Your copy of the listing must be exact and must hold no images.

● Exercise inputs
────────────────────
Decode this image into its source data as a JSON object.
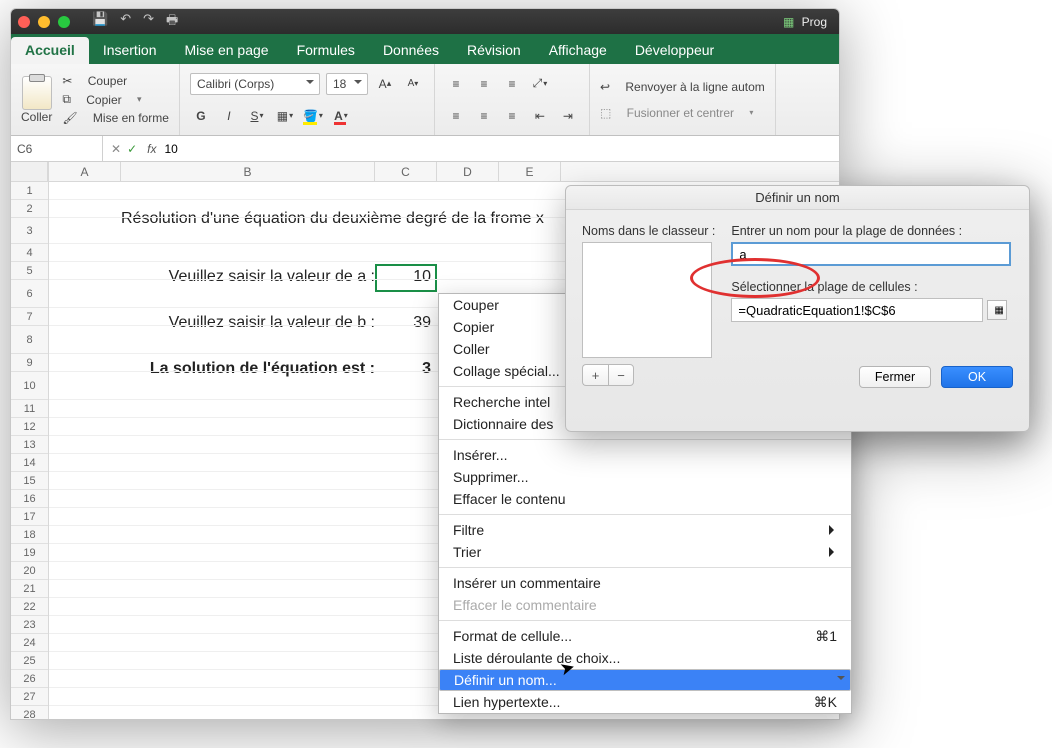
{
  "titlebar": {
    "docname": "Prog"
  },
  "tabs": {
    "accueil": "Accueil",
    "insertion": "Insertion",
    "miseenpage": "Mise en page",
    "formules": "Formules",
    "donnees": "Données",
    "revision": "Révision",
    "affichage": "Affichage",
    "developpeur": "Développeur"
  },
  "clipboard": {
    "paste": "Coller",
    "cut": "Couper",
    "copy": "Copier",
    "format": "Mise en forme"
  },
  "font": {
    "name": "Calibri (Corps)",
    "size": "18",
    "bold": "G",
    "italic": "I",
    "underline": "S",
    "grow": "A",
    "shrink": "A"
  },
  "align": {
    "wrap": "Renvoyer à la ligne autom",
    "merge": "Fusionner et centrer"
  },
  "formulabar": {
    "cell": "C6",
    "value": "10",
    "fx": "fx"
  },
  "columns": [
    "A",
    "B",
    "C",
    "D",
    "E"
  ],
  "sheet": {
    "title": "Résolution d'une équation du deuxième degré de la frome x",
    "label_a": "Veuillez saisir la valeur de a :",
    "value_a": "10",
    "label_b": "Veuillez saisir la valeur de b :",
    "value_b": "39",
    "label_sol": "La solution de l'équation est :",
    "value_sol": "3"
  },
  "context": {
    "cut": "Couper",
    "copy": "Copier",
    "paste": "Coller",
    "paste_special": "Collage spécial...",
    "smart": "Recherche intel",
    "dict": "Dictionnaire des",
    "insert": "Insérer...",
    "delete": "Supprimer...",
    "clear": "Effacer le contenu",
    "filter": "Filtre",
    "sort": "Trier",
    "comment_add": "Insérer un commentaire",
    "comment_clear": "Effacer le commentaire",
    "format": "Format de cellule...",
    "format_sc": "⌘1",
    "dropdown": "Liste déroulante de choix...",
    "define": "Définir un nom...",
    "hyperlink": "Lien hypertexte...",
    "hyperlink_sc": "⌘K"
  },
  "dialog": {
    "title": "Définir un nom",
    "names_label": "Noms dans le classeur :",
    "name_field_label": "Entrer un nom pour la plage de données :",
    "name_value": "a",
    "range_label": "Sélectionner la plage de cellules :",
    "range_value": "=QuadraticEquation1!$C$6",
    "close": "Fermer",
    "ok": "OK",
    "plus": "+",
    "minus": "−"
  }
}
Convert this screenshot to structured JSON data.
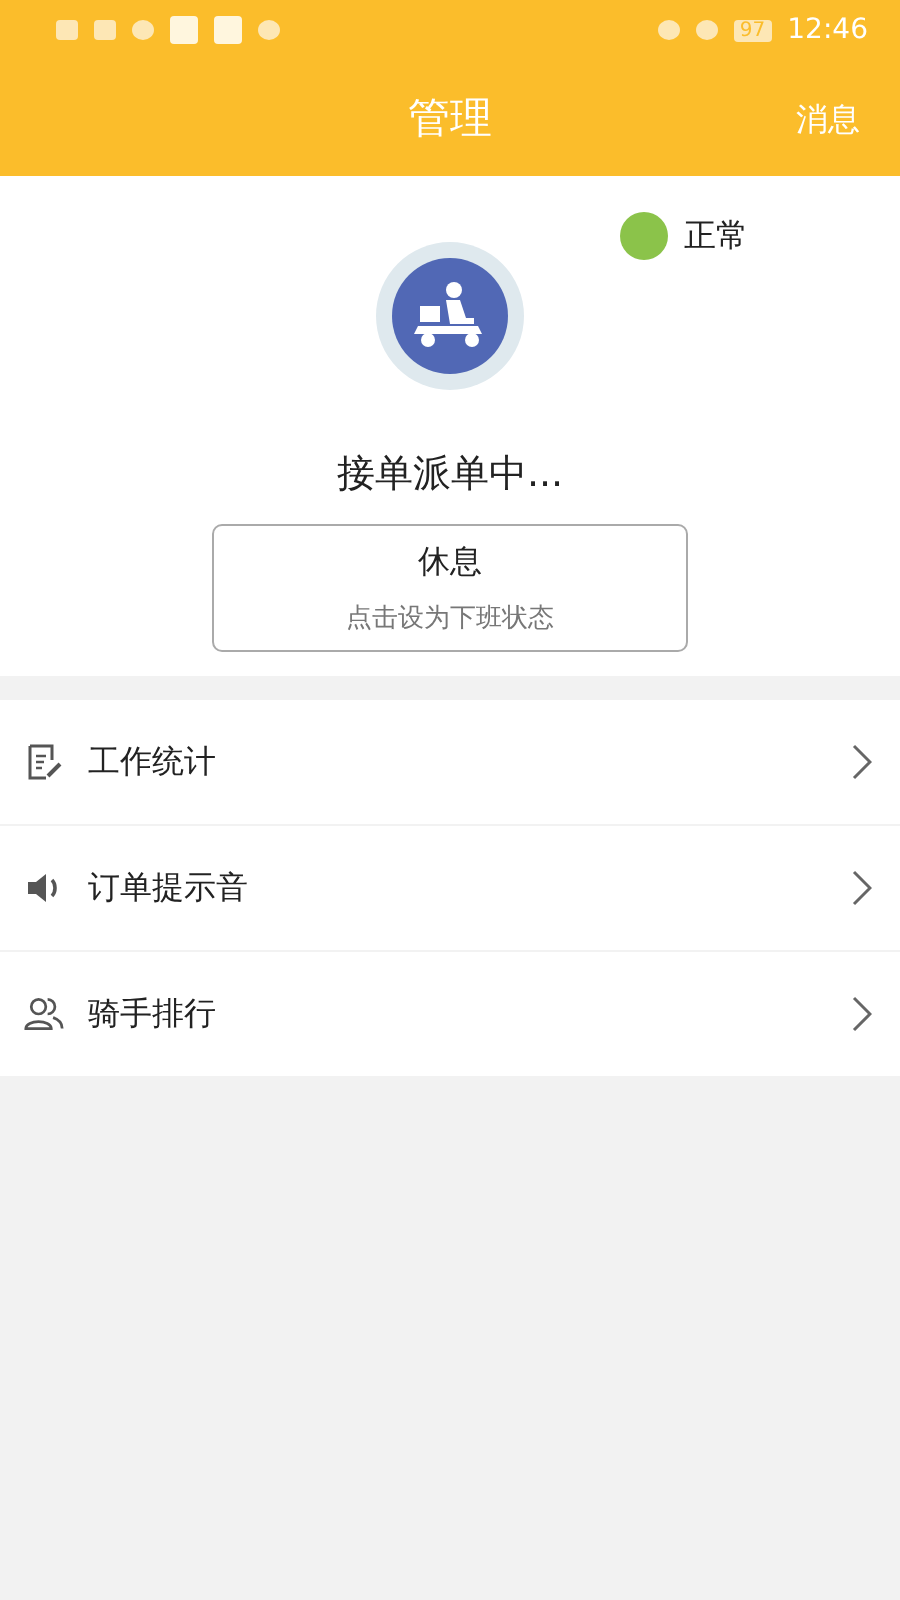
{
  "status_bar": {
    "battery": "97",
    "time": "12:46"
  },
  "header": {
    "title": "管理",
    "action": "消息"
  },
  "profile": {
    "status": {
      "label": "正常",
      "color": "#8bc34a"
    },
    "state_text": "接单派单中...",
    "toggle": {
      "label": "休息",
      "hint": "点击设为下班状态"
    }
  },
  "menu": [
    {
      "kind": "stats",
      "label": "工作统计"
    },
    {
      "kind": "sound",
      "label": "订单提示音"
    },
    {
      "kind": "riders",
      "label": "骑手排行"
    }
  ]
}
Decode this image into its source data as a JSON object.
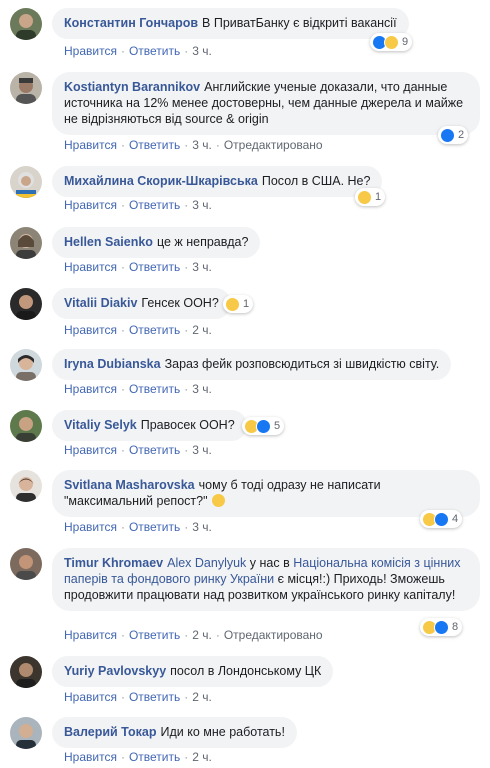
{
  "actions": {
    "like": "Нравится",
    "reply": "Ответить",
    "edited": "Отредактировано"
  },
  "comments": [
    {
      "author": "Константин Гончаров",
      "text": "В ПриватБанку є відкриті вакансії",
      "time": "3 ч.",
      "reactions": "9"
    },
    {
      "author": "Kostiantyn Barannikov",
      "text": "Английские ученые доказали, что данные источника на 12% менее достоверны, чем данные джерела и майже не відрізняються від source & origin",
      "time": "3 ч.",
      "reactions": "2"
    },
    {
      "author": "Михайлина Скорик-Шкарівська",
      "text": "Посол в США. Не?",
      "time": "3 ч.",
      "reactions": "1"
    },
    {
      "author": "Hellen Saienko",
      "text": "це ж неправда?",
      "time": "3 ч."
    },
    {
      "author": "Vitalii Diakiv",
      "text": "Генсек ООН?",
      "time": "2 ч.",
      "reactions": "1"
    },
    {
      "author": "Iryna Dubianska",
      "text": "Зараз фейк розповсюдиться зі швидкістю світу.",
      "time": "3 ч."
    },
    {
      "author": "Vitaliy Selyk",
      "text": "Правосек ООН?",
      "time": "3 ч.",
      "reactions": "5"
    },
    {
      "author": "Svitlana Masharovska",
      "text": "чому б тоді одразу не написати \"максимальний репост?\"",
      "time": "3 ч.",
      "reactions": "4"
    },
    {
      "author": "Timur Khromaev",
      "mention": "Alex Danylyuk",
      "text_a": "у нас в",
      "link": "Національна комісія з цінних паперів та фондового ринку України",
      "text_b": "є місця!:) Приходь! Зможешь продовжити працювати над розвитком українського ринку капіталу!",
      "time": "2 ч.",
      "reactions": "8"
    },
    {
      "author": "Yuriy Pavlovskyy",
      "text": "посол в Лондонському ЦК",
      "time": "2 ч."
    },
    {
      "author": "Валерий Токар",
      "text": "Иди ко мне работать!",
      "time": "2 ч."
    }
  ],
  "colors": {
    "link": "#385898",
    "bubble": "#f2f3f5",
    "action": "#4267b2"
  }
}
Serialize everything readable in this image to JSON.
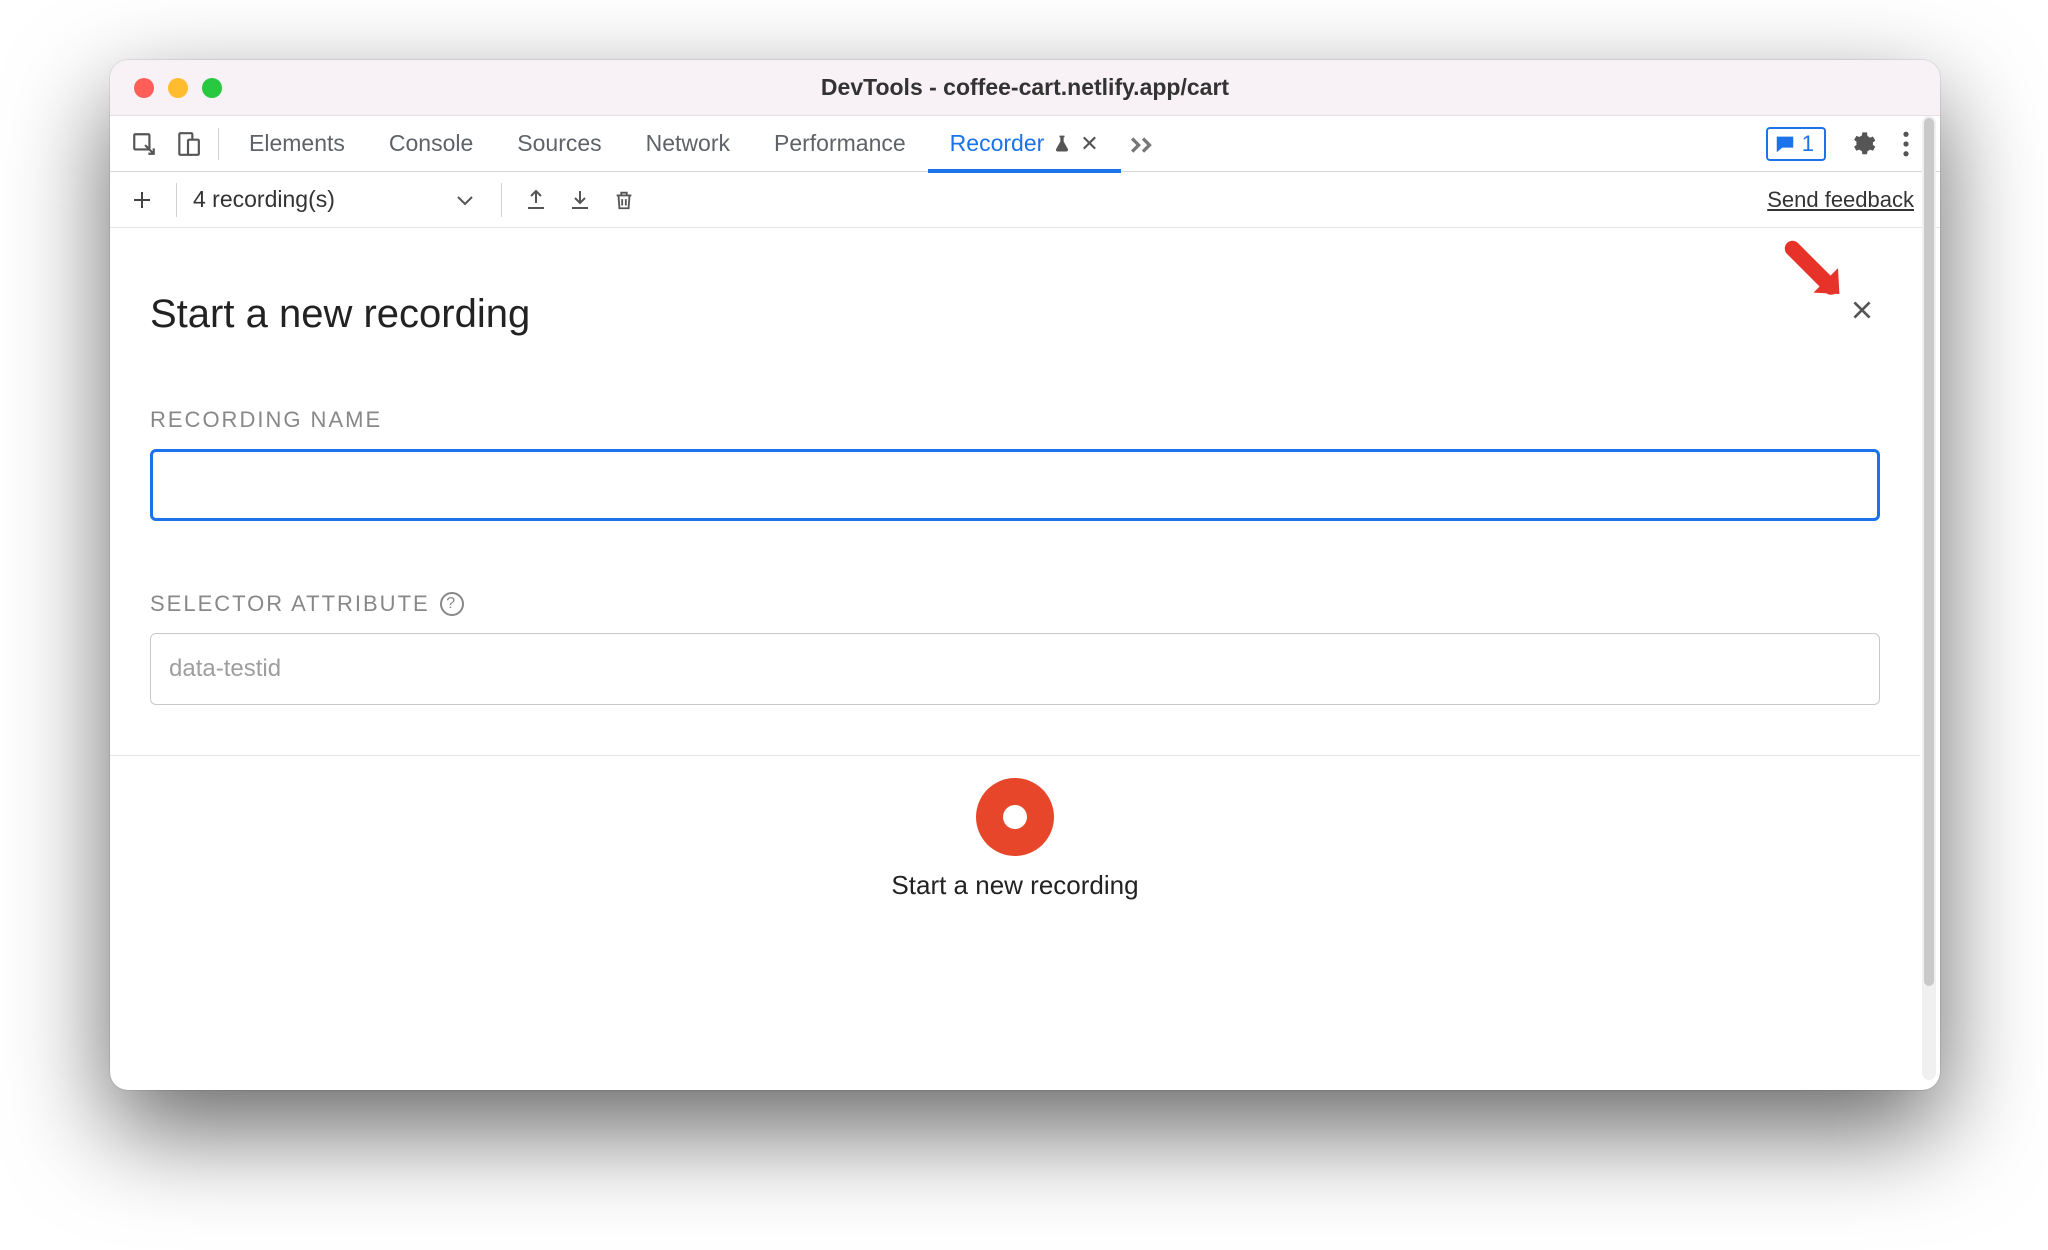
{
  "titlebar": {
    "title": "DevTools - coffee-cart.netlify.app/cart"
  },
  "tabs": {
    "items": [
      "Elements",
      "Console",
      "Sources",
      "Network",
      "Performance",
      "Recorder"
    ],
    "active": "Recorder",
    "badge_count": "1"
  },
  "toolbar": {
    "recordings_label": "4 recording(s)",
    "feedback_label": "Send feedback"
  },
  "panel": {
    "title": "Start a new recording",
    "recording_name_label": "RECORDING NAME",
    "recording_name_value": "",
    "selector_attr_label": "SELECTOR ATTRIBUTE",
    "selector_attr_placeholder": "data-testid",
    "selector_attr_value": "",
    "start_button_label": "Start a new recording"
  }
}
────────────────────
● Answer
Decode this image into its source data as a JSON object.
{
  "titlebar": {
    "docname": "Prog"
  },
  "tabs": {
    "accueil": "Accueil",
    "insertion": "Insertion",
    "miseenpage": "Mise en page",
    "formules": "Formules",
    "donnees": "Données",
    "revision": "Révision",
    "affichage": "Affichage",
    "developpeur": "Développeur"
  },
  "clipboard": {
    "paste": "Coller",
    "cut": "Couper",
    "copy": "Copier",
    "format": "Mise en forme"
  },
  "font": {
    "name": "Calibri (Corps)",
    "size": "18",
    "bold": "G",
    "italic": "I",
    "underline": "S",
    "grow": "A",
    "shrink": "A"
  },
  "align": {
    "wrap": "Renvoyer à la ligne autom",
    "merge": "Fusionner et centrer"
  },
  "formulabar": {
    "cell": "C6",
    "value": "10",
    "fx": "fx"
  },
  "columns": [
    "A",
    "B",
    "C",
    "D",
    "E"
  ],
  "sheet": {
    "title": "Résolution d'une équation du deuxième degré de la frome x",
    "label_a": "Veuillez saisir la valeur de a :",
    "value_a": "10",
    "label_b": "Veuillez saisir la valeur de b :",
    "value_b": "39",
    "label_sol": "La solution de l'équation est :",
    "value_sol": "3"
  },
  "context": {
    "cut": "Couper",
    "copy": "Copier",
    "paste": "Coller",
    "paste_special": "Collage spécial...",
    "smart": "Recherche intel",
    "dict": "Dictionnaire des",
    "insert": "Insérer...",
    "delete": "Supprimer...",
    "clear": "Effacer le contenu",
    "filter": "Filtre",
    "sort": "Trier",
    "comment_add": "Insérer un commentaire",
    "comment_clear": "Effacer le commentaire",
    "format": "Format de cellule...",
    "format_sc": "⌘1",
    "dropdown": "Liste déroulante de choix...",
    "define": "Définir un nom...",
    "hyperlink": "Lien hypertexte...",
    "hyperlink_sc": "⌘K"
  },
  "dialog": {
    "title": "Définir un nom",
    "names_label": "Noms dans le classeur :",
    "name_field_label": "Entrer un nom pour la plage de données :",
    "name_value": "a",
    "range_label": "Sélectionner la plage de cellules :",
    "range_value": "=QuadraticEquation1!$C$6",
    "close": "Fermer",
    "ok": "OK",
    "plus": "+",
    "minus": "−"
  }
}
Convert this screenshot to structured JSON data.
{
  "status_bar": {
    "battery": "97",
    "time": "12:46"
  },
  "header": {
    "title": "管理",
    "action": "消息"
  },
  "profile": {
    "status": {
      "label": "正常",
      "color": "#8bc34a"
    },
    "state_text": "接单派单中...",
    "toggle": {
      "label": "休息",
      "hint": "点击设为下班状态"
    }
  },
  "menu": [
    {
      "kind": "stats",
      "label": "工作统计"
    },
    {
      "kind": "sound",
      "label": "订单提示音"
    },
    {
      "kind": "riders",
      "label": "骑手排行"
    }
  ]
}
Decode this image into its source data as a JSON object.
{
  "actions": {
    "like": "Нравится",
    "reply": "Ответить",
    "edited": "Отредактировано"
  },
  "comments": [
    {
      "author": "Константин Гончаров",
      "text": "В ПриватБанку є відкриті вакансії",
      "time": "3 ч.",
      "reactions": "9"
    },
    {
      "author": "Kostiantyn Barannikov",
      "text": "Английские ученые доказали, что данные источника на 12% менее достоверны, чем данные джерела и майже не відрізняються від source & origin",
      "time": "3 ч.",
      "reactions": "2"
    },
    {
      "author": "Михайлина Скорик-Шкарівська",
      "text": "Посол в США. Не?",
      "time": "3 ч.",
      "reactions": "1"
    },
    {
      "author": "Hellen Saienko",
      "text": "це ж неправда?",
      "time": "3 ч."
    },
    {
      "author": "Vitalii Diakiv",
      "text": "Генсек ООН?",
      "time": "2 ч.",
      "reactions": "1"
    },
    {
      "author": "Iryna Dubianska",
      "text": "Зараз фейк розповсюдиться зі швидкістю світу.",
      "time": "3 ч."
    },
    {
      "author": "Vitaliy Selyk",
      "text": "Правосек ООН?",
      "time": "3 ч.",
      "reactions": "5"
    },
    {
      "author": "Svitlana Masharovska",
      "text": "чому б тоді одразу не написати \"максимальний репост?\"",
      "time": "3 ч.",
      "reactions": "4"
    },
    {
      "author": "Timur Khromaev",
      "mention": "Alex Danylyuk",
      "text_a": "у нас в",
      "link": "Національна комісія з цінних паперів та фондового ринку України",
      "text_b": "є місця!:) Приходь! Зможешь продовжити працювати над розвитком українського ринку капіталу!",
      "time": "2 ч.",
      "reactions": "8"
    },
    {
      "author": "Yuriy Pavlovskyy",
      "text": "посол в Лондонському ЦК",
      "time": "2 ч."
    },
    {
      "author": "Валерий Токар",
      "text": "Иди ко мне работать!",
      "time": "2 ч."
    }
  ],
  "colors": {
    "link": "#385898",
    "bubble": "#f2f3f5",
    "action": "#4267b2"
  }
}
Serialize everything readable in this image to JSON.
{
  "titlebar": {
    "title": "DevTools - coffee-cart.netlify.app/cart"
  },
  "tabs": {
    "items": [
      "Elements",
      "Console",
      "Sources",
      "Network",
      "Performance",
      "Recorder"
    ],
    "active": "Recorder",
    "badge_count": "1"
  },
  "toolbar": {
    "recordings_label": "4 recording(s)",
    "feedback_label": "Send feedback"
  },
  "panel": {
    "title": "Start a new recording",
    "recording_name_label": "RECORDING NAME",
    "recording_name_value": "",
    "selector_attr_label": "SELECTOR ATTRIBUTE",
    "selector_attr_placeholder": "data-testid",
    "selector_attr_value": "",
    "start_button_label": "Start a new recording"
  }
}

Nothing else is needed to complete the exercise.